Stored data:
-----

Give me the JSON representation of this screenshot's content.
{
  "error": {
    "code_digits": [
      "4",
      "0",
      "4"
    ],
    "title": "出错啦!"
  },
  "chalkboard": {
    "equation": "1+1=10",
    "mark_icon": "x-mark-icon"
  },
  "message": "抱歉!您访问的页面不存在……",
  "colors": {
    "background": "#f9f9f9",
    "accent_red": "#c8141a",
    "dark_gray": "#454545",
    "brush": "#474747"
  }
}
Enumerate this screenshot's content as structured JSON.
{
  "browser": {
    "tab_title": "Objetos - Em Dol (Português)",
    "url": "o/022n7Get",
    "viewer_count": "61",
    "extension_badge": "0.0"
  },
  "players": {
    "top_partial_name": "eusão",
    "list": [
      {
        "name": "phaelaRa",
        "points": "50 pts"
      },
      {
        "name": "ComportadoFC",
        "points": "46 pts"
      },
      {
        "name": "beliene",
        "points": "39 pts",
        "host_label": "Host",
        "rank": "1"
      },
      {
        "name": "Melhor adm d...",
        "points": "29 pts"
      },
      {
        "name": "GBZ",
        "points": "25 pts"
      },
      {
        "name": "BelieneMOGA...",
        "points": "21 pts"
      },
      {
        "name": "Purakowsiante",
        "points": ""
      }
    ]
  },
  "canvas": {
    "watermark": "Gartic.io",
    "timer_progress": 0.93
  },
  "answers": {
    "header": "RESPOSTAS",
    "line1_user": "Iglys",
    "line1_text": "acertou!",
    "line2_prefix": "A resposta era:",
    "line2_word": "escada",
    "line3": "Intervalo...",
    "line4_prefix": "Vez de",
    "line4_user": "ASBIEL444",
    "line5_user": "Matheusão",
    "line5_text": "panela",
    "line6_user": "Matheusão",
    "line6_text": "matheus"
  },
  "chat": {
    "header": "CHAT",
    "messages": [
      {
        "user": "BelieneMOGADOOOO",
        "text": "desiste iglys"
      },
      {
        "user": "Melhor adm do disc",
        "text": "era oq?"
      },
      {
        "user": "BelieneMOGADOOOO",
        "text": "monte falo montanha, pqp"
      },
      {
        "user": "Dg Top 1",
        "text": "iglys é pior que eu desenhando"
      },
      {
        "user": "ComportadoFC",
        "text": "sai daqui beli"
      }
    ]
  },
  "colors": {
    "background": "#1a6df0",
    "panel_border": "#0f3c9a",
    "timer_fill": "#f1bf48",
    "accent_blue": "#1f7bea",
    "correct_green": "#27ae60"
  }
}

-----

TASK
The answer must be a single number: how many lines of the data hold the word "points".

ANSWER FOR THE TASK
7